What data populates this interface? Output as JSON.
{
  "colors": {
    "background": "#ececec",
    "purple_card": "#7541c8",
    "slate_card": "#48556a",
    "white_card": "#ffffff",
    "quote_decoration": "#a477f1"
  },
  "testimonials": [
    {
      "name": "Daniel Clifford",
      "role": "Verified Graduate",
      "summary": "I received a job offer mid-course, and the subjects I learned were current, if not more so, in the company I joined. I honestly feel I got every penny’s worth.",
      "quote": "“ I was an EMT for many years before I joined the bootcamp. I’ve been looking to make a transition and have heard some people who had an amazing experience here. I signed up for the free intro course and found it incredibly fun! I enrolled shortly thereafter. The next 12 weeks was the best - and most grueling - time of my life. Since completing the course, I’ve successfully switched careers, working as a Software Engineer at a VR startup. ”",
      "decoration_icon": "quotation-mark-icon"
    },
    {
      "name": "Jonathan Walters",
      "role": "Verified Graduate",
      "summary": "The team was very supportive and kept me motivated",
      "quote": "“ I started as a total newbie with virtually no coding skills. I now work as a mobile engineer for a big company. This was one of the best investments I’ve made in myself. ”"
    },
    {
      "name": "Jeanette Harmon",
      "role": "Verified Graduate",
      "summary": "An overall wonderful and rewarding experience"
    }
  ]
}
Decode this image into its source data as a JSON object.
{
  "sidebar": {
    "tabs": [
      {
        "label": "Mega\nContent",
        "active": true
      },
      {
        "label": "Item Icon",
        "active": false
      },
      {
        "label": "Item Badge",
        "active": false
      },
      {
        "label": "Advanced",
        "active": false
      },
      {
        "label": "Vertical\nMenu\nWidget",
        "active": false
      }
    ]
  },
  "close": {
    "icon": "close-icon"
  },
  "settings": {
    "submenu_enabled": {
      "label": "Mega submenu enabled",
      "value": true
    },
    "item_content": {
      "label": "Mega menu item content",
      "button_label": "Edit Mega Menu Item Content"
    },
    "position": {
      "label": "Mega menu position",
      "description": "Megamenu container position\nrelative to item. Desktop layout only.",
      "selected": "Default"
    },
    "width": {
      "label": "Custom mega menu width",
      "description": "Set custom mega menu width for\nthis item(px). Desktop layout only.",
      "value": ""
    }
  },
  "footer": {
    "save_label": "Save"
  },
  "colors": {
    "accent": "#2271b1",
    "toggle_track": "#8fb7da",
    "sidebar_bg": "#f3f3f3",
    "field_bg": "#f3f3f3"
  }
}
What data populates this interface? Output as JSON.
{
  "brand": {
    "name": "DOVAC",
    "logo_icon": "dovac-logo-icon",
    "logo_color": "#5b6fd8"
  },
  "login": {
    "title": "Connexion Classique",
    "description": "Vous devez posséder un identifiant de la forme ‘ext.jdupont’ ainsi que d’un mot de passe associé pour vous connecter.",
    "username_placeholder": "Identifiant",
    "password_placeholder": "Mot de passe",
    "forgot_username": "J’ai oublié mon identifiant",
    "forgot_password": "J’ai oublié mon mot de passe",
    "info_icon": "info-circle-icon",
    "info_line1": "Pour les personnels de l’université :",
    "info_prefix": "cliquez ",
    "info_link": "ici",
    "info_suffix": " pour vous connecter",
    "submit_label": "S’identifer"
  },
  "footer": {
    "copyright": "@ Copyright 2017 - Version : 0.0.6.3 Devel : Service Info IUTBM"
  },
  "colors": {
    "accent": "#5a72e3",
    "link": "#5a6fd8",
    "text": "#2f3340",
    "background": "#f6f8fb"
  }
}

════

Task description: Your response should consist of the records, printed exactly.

Response:
What data populates this interface? Output as JSON.
{
  "colors": {
    "background": "#ececec",
    "purple_card": "#7541c8",
    "slate_card": "#48556a",
    "white_card": "#ffffff",
    "quote_decoration": "#a477f1"
  },
  "testimonials": [
    {
      "name": "Daniel Clifford",
      "role": "Verified Graduate",
      "summary": "I received a job offer mid-course, and the subjects I learned were current, if not more so, in the company I joined. I honestly feel I got every penny’s worth.",
      "quote": "“ I was an EMT for many years before I joined the bootcamp. I’ve been looking to make a transition and have heard some people who had an amazing experience here. I signed up for the free intro course and found it incredibly fun! I enrolled shortly thereafter. The next 12 weeks was the best - and most grueling - time of my life. Since completing the course, I’ve successfully switched careers, working as a Software Engineer at a VR startup. ”",
      "decoration_icon": "quotation-mark-icon"
    },
    {
      "name": "Jonathan Walters",
      "role": "Verified Graduate",
      "summary": "The team was very supportive and kept me motivated",
      "quote": "“ I started as a total newbie with virtually no coding skills. I now work as a mobile engineer for a big company. This was one of the best investments I’ve made in myself. ”"
    },
    {
      "name": "Jeanette Harmon",
      "role": "Verified Graduate",
      "summary": "An overall wonderful and rewarding experience"
    }
  ]
}
Decode this image into its source data as a JSON object.
{
  "sidebar": {
    "tabs": [
      {
        "label": "Mega\nContent",
        "active": true
      },
      {
        "label": "Item Icon",
        "active": false
      },
      {
        "label": "Item Badge",
        "active": false
      },
      {
        "label": "Advanced",
        "active": false
      },
      {
        "label": "Vertical\nMenu\nWidget",
        "active": false
      }
    ]
  },
  "close": {
    "icon": "close-icon"
  },
  "settings": {
    "submenu_enabled": {
      "label": "Mega submenu enabled",
      "value": true
    },
    "item_content": {
      "label": "Mega menu item content",
      "button_label": "Edit Mega Menu Item Content"
    },
    "position": {
      "label": "Mega menu position",
      "description": "Megamenu container position\nrelative to item. Desktop layout only.",
      "selected": "Default"
    },
    "width": {
      "label": "Custom mega menu width",
      "description": "Set custom mega menu width for\nthis item(px). Desktop layout only.",
      "value": ""
    }
  },
  "footer": {
    "save_label": "Save"
  },
  "colors": {
    "accent": "#2271b1",
    "toggle_track": "#8fb7da",
    "sidebar_bg": "#f3f3f3",
    "field_bg": "#f3f3f3"
  }
}
What data populates this interface? Output as JSON.
{
  "brand": {
    "name": "DOVAC",
    "logo_icon": "dovac-logo-icon",
    "logo_color": "#5b6fd8"
  },
  "login": {
    "title": "Connexion Classique",
    "description": "Vous devez posséder un identifiant de la forme ‘ext.jdupont’ ainsi que d’un mot de passe associé pour vous connecter.",
    "username_placeholder": "Identifiant",
    "password_placeholder": "Mot de passe",
    "forgot_username": "J’ai oublié mon identifiant",
    "forgot_password": "J’ai oublié mon mot de passe",
    "info_icon": "info-circle-icon",
    "info_line1": "Pour les personnels de l’université :",
    "info_prefix": "cliquez ",
    "info_link": "ici",
    "info_suffix": " pour vous connecter",
    "submit_label": "S’identifer"
  },
  "footer": {
    "copyright": "@ Copyright 2017 - Version : 0.0.6.3 Devel : Service Info IUTBM"
  },
  "colors": {
    "accent": "#5a72e3",
    "link": "#5a6fd8",
    "text": "#2f3340",
    "background": "#f6f8fb"
  }
}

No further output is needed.